Because reporting incidents like the killing of Molina, the wounding of twenty-six other officers, attacks on socialist youth leaders in Cojedes or state cultural workers in Amazonas threaten to slaughter a sacred cow — namely the idea of a peaceful and democratic Venezuelan opposition.
After all, it’s difficult to argue that Venezuela is an “all-out, no-more-elections dictatorship” when you have an opposition that wins elections and holds regular, authorized protests where its activists frequently attack police, civil servants, and government supporters, often with complete impunity.
It’s inconvenient to report these uncomfortable facts that show opposition leaders’ utter disregard for the rule of law, which is normally considered a sacrilege by Western journalists.

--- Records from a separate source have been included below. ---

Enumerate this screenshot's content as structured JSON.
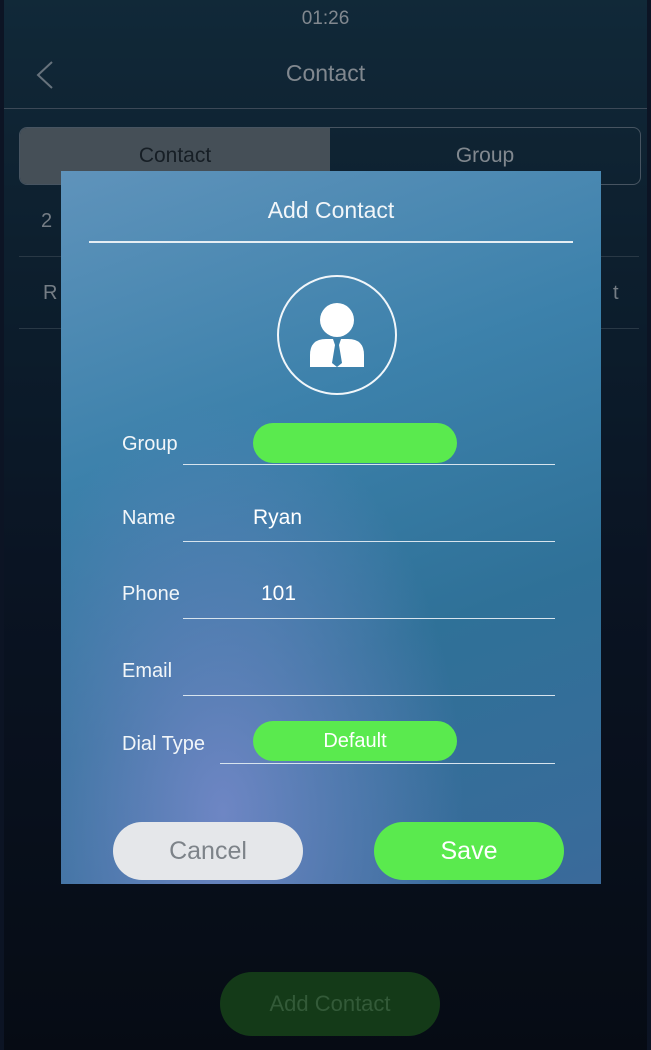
{
  "status_bar": {
    "time": "01:26"
  },
  "header": {
    "title": "Contact",
    "back_icon": "chevron-left-icon"
  },
  "tabs": [
    {
      "label": "Contact",
      "active": true
    },
    {
      "label": "Group",
      "active": false
    }
  ],
  "background_list": [
    {
      "left_text": "2",
      "right_text": ""
    },
    {
      "left_text": "R",
      "right_text": "t"
    }
  ],
  "bottom_action": {
    "label": "Add Contact"
  },
  "dialog": {
    "title": "Add Contact",
    "avatar_icon": "user-avatar-icon",
    "fields": {
      "group": {
        "label": "Group",
        "value": ""
      },
      "name": {
        "label": "Name",
        "value": "Ryan"
      },
      "phone": {
        "label": "Phone",
        "value": "101"
      },
      "email": {
        "label": "Email",
        "value": ""
      },
      "dial_type": {
        "label": "Dial Type",
        "value": "Default"
      }
    },
    "cancel_label": "Cancel",
    "save_label": "Save"
  },
  "colors": {
    "accent_green": "#5aea4e",
    "dialog_blue": "#3c81ab",
    "dim_green": "#1f5a26"
  }
}
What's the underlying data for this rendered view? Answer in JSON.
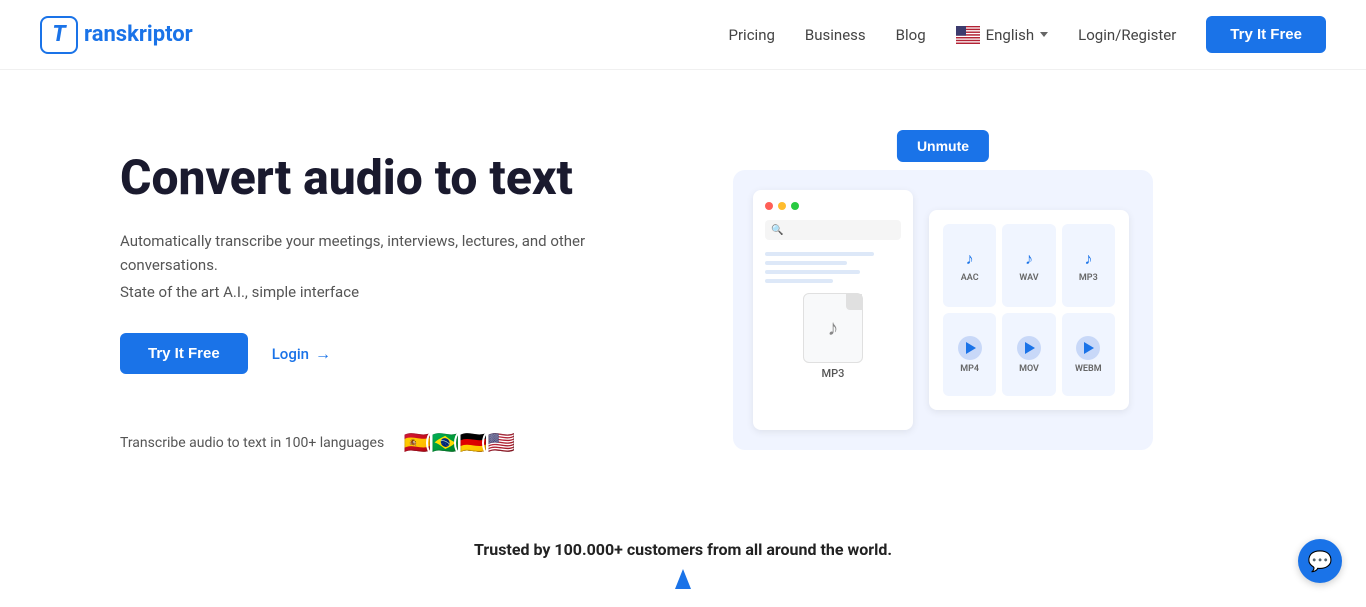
{
  "header": {
    "logo_text": "ranskriptor",
    "logo_letter": "T",
    "nav": {
      "pricing": "Pricing",
      "business": "Business",
      "blog": "Blog",
      "language": "English",
      "login_register": "Login/Register",
      "try_free": "Try It Free"
    }
  },
  "hero": {
    "title": "Convert audio to text",
    "description1": "Automatically transcribe your meetings, interviews, lectures, and other conversations.",
    "description2": "State of the art A.I., simple interface",
    "btn_try": "Try It Free",
    "btn_login": "Login",
    "unmute_btn": "Unmute",
    "languages_label": "Transcribe audio to text in 100+ languages",
    "flags": [
      "🇪🇸",
      "🇧🇷",
      "🇩🇪",
      "🇺🇸"
    ]
  },
  "file_browser": {
    "filename": "MP3",
    "music_note": "♪"
  },
  "formats": [
    {
      "label": "AAC",
      "type": "music"
    },
    {
      "label": "WAV",
      "type": "music"
    },
    {
      "label": "MP3",
      "type": "music"
    },
    {
      "label": "MP4",
      "type": "video"
    },
    {
      "label": "MOV",
      "type": "video"
    },
    {
      "label": "WEBM",
      "type": "video"
    }
  ],
  "bottom": {
    "trusted_text": "Trusted by 100.000+ customers from all around the world."
  },
  "chat": {
    "icon": "💬"
  }
}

Yet no one seems to care that Henrique Capriles has yet to issue a public statement condemning the homicide of a police officer in his state during a protest that he himself led. Contrast this with the media’s eagerness to report Texas lieutenant governor Dan Patrick’s comments blaming Black Lives Matter for the killing of Dallas police at a protest earlier this year.
Nor does the international media hesitate in calling hard-right opposition leader Leopoldo Lopez a “political prisoner.” Lopez — who previously played an active role in the 2002 US-backed coup for which he was granted amnesty — is currently serving a thirteen-year prison sentence for public incitement to violence and criminal conspiracy during 2014’s antigovernment protests.
In the United States, he would likely be facing a much stiffer sentence or possibly life imprisonment for such offenses. Compare with Puerto Rican nationalist Oscar Rivera López, who is currently serving a fifty-five-year sentence in US federal prison for seditious conspiracy despite the fact that “he was not convicted of any violent crimes.”
Sadly, the international media has a lot more tears to shed for Leopoldo Lopez than it does for the victims of opposition violence.
In most cases, “blue lives” apparently matter an awful lot — except when they’re serving under a self-declared socialist national government that has been branded an “unusual and extraordinary threat” by the United States.